→ Task item
Set the whole listing down again exactly as written.

→ Records provided
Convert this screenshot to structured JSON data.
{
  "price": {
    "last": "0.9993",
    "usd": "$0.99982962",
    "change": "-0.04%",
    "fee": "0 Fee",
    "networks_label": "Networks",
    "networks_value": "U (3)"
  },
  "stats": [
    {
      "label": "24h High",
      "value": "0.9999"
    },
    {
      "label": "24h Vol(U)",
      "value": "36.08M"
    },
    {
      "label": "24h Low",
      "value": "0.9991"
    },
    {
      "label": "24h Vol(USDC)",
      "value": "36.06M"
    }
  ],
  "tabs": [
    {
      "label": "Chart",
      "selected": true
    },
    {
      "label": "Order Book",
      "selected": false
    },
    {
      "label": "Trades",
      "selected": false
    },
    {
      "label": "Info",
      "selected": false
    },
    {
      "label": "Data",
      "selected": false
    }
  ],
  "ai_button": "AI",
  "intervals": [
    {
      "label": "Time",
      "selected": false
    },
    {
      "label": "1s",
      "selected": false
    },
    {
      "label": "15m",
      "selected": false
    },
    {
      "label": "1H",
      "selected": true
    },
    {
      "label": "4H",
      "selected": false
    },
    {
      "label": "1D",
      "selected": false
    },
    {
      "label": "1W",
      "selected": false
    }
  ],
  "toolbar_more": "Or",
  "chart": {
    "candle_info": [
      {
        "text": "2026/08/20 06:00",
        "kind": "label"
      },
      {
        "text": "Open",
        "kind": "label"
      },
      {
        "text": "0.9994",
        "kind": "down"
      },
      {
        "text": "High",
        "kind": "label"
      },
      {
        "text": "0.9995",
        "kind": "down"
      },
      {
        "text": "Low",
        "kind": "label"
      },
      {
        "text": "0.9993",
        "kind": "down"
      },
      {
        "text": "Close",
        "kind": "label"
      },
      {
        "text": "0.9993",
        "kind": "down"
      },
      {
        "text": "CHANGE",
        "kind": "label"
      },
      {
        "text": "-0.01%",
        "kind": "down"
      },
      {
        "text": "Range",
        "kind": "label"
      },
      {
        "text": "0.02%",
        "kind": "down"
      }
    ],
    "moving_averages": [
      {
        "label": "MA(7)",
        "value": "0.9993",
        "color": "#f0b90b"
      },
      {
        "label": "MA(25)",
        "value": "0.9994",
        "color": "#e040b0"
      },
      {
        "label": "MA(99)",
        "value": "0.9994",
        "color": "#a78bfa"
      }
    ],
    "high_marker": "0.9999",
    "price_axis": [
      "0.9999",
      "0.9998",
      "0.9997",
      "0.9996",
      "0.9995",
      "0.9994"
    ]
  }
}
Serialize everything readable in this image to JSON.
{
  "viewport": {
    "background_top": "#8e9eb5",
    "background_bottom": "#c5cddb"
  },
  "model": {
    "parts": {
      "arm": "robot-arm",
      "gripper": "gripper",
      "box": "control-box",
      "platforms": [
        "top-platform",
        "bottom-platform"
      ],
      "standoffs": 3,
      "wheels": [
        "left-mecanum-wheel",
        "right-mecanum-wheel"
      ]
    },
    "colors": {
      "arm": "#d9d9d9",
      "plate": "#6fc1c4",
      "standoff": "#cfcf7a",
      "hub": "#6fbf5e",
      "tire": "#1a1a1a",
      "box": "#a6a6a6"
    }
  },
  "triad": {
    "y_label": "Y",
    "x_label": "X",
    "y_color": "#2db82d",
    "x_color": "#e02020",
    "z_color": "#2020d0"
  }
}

→ Completed task
Convert this screenshot to structured JSON data.
{
  "price": {
    "last": "0.9993",
    "usd": "$0.99982962",
    "change": "-0.04%",
    "fee": "0 Fee",
    "networks_label": "Networks",
    "networks_value": "U (3)"
  },
  "stats": [
    {
      "label": "24h High",
      "value": "0.9999"
    },
    {
      "label": "24h Vol(U)",
      "value": "36.08M"
    },
    {
      "label": "24h Low",
      "value": "0.9991"
    },
    {
      "label": "24h Vol(USDC)",
      "value": "36.06M"
    }
  ],
  "tabs": [
    {
      "label": "Chart",
      "selected": true
    },
    {
      "label": "Order Book",
      "selected": false
    },
    {
      "label": "Trades",
      "selected": false
    },
    {
      "label": "Info",
      "selected": false
    },
    {
      "label": "Data",
      "selected": false
    }
  ],
  "ai_button": "AI",
  "intervals": [
    {
      "label": "Time",
      "selected": false
    },
    {
      "label": "1s",
      "selected": false
    },
    {
      "label": "15m",
      "selected": false
    },
    {
      "label": "1H",
      "selected": true
    },
    {
      "label": "4H",
      "selected": false
    },
    {
      "label": "1D",
      "selected": false
    },
    {
      "label": "1W",
      "selected": false
    }
  ],
  "toolbar_more": "Or",
  "chart": {
    "candle_info": [
      {
        "text": "2026/08/20 06:00",
        "kind": "label"
      },
      {
        "text": "Open",
        "kind": "label"
      },
      {
        "text": "0.9994",
        "kind": "down"
      },
      {
        "text": "High",
        "kind": "label"
      },
      {
        "text": "0.9995",
        "kind": "down"
      },
      {
        "text": "Low",
        "kind": "label"
      },
      {
        "text": "0.9993",
        "kind": "down"
      },
      {
        "text": "Close",
        "kind": "label"
      },
      {
        "text": "0.9993",
        "kind": "down"
      },
      {
        "text": "CHANGE",
        "kind": "label"
      },
      {
        "text": "-0.01%",
        "kind": "down"
      },
      {
        "text": "Range",
        "kind": "label"
      },
      {
        "text": "0.02%",
        "kind": "down"
      }
    ],
    "moving_averages": [
      {
        "label": "MA(7)",
        "value": "0.9993",
        "color": "#f0b90b"
      },
      {
        "label": "MA(25)",
        "value": "0.9994",
        "color": "#e040b0"
      },
      {
        "label": "MA(99)",
        "value": "0.9994",
        "color": "#a78bfa"
      }
    ],
    "high_marker": "0.9999",
    "price_axis": [
      "0.9999",
      "0.9998",
      "0.9997",
      "0.9996",
      "0.9995",
      "0.9994"
    ]
  }
}
Serialize everything readable in this image to JSON.
{
  "viewport": {
    "background_top": "#8e9eb5",
    "background_bottom": "#c5cddb"
  },
  "model": {
    "parts": {
      "arm": "robot-arm",
      "gripper": "gripper",
      "box": "control-box",
      "platforms": [
        "top-platform",
        "bottom-platform"
      ],
      "standoffs": 3,
      "wheels": [
        "left-mecanum-wheel",
        "right-mecanum-wheel"
      ]
    },
    "colors": {
      "arm": "#d9d9d9",
      "plate": "#6fc1c4",
      "standoff": "#cfcf7a",
      "hub": "#6fbf5e",
      "tire": "#1a1a1a",
      "box": "#a6a6a6"
    }
  },
  "triad": {
    "y_label": "Y",
    "x_label": "X",
    "y_color": "#2db82d",
    "x_color": "#e02020",
    "z_color": "#2020d0"
  }
}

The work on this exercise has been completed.